The science here isn't really new. We're debating bringing out some software for mechanism design and synthesis. We are using really smart algorithms based on physics in the natural world. No magic, just brilliant use working with the existing laws of nature. One of our concerns is the potential for lawsuits by users of the software. We're not sure if we should share our algorithms openly or if we should seek to profit from them.
For example: Joe Cheap Carnival company invents a new wild ride using our awesome cool mechanism synthesis software. They have Podunk Assembly Company manufacture it with cheapest materials possible with really poor quality control. The ride goes up at a local carnival and oops it fails, and someone gets seriously hurt.
Here are my questions:
- If our software was used by Joe Cheap Carnival's design team to synthesize a mechanism used in the faulty carnival ride, and our software encompassed the use hidden and encoded algorithms, could we be held liable for the failure?

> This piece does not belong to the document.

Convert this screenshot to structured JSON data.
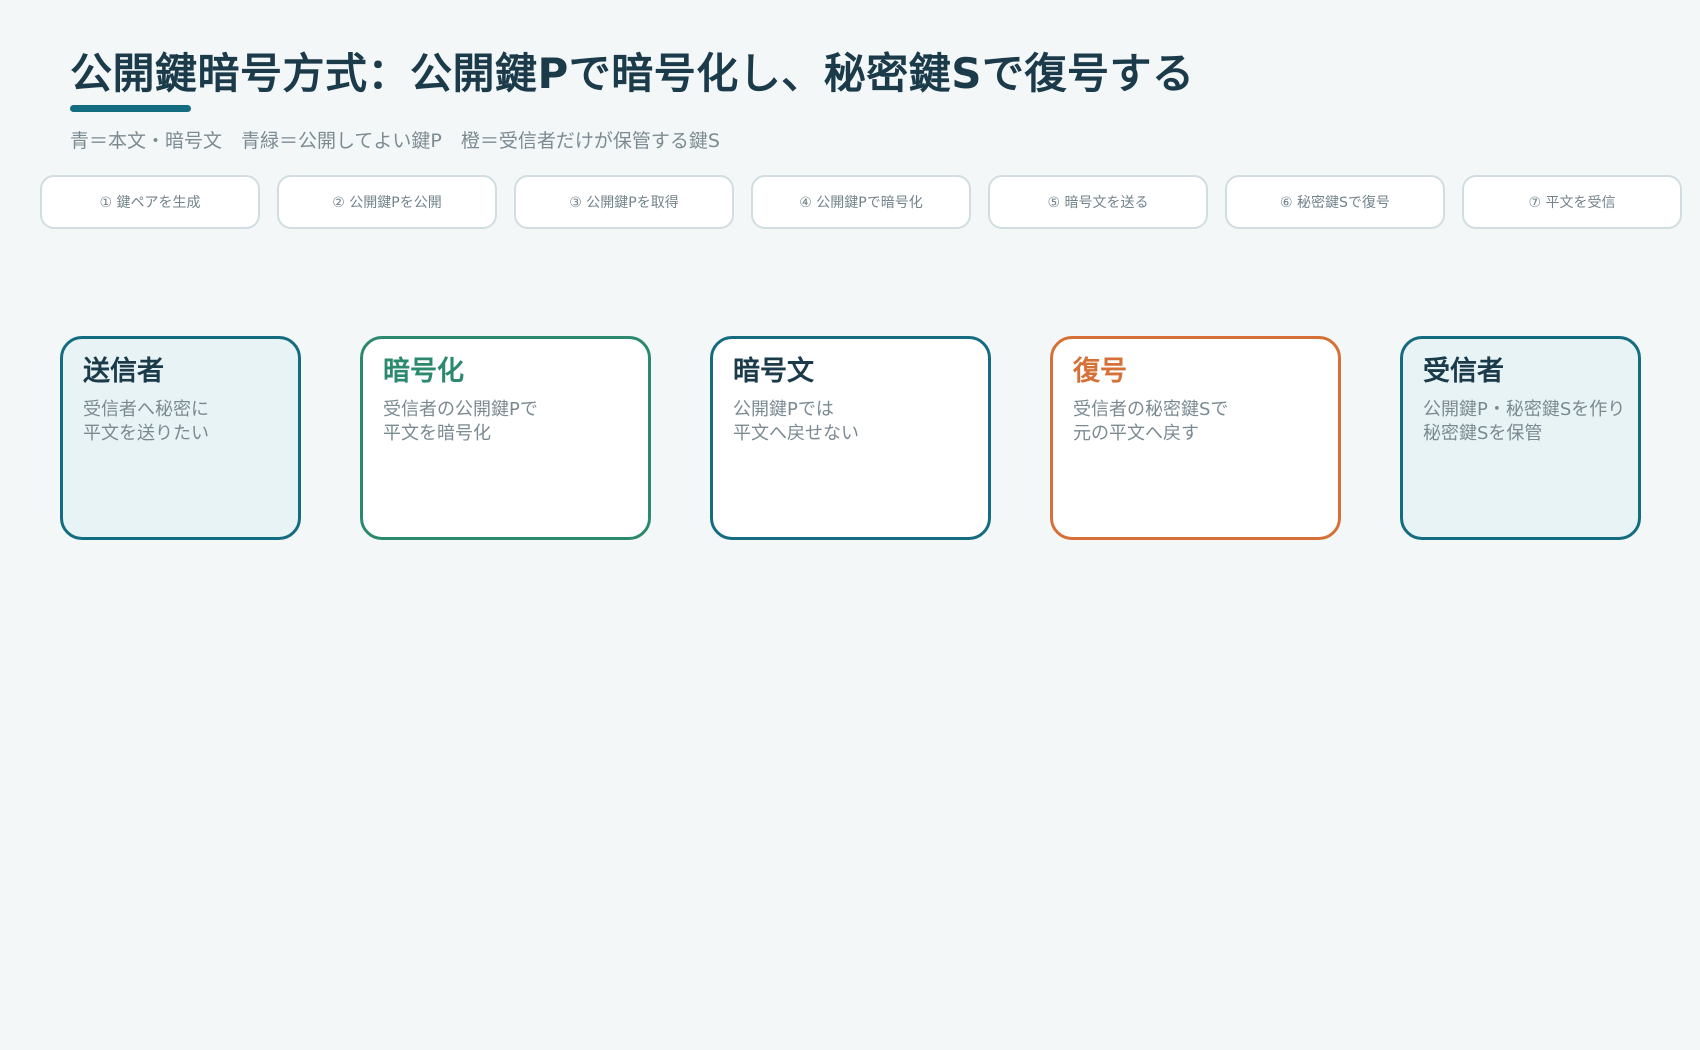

- If our software was absolutely open source (github), with all algorithms and logic flow in full public view, could we be sued? (Does this change the nature of "responsibility"? )
My questions relates to: Can the open source process be used as a legal protection against a potential lawsuit for a software company?
Update (post DaleM response):
I'm not sure I fully understand the "duty of care" description. We make software that tells engineers how machines move. Its a similar function to what you might read in an academic text, albeit in a much easier intuitive form to use. (Drag and drop is much easier than reading a chapter of text then doing mathematical problems, even though exactly the same concepts are being used.) The function of our code is to accurately represent the laws of physics. We don't tell somebody what to design, we tell them if you want this particular output, here are a variety of ways to achieve that output.
Hmmm... Lets say someone wants to design a six bar mechanism to move an object in a 720 degree circle and deliver it as fast as possible we can help with that. Fancy Machine works uses that model to deliver bolts to an assembly line for rapid manufacturing. Max g forces observed on the bolt is 8 G's.
Joe's Cheap Carnival decides to use that exact same mechanism to create an exciting ride for its customers. Its ten times the scale of the bolt delivery machine, but its the same basic mechanism design. Again, Max g forces observed on the customer sitting in the ride is 8 G's.
Is our design unsafe? The bolts seem to get there just fine, people, no so much. We profess no responsibility (same as an academic text book author on mechanism design.) In fact that might be a better question. Have any academic folks been sued for academic publications providing "how-to" instructions?
If Joes Cheap Carnival team designs a unsafe ride with a mechanism design textbook as a reference, can the university who published that textbook be held liable?
Apologies if I'm not using the correct language in the legal arena. And many thanks to you for your responses.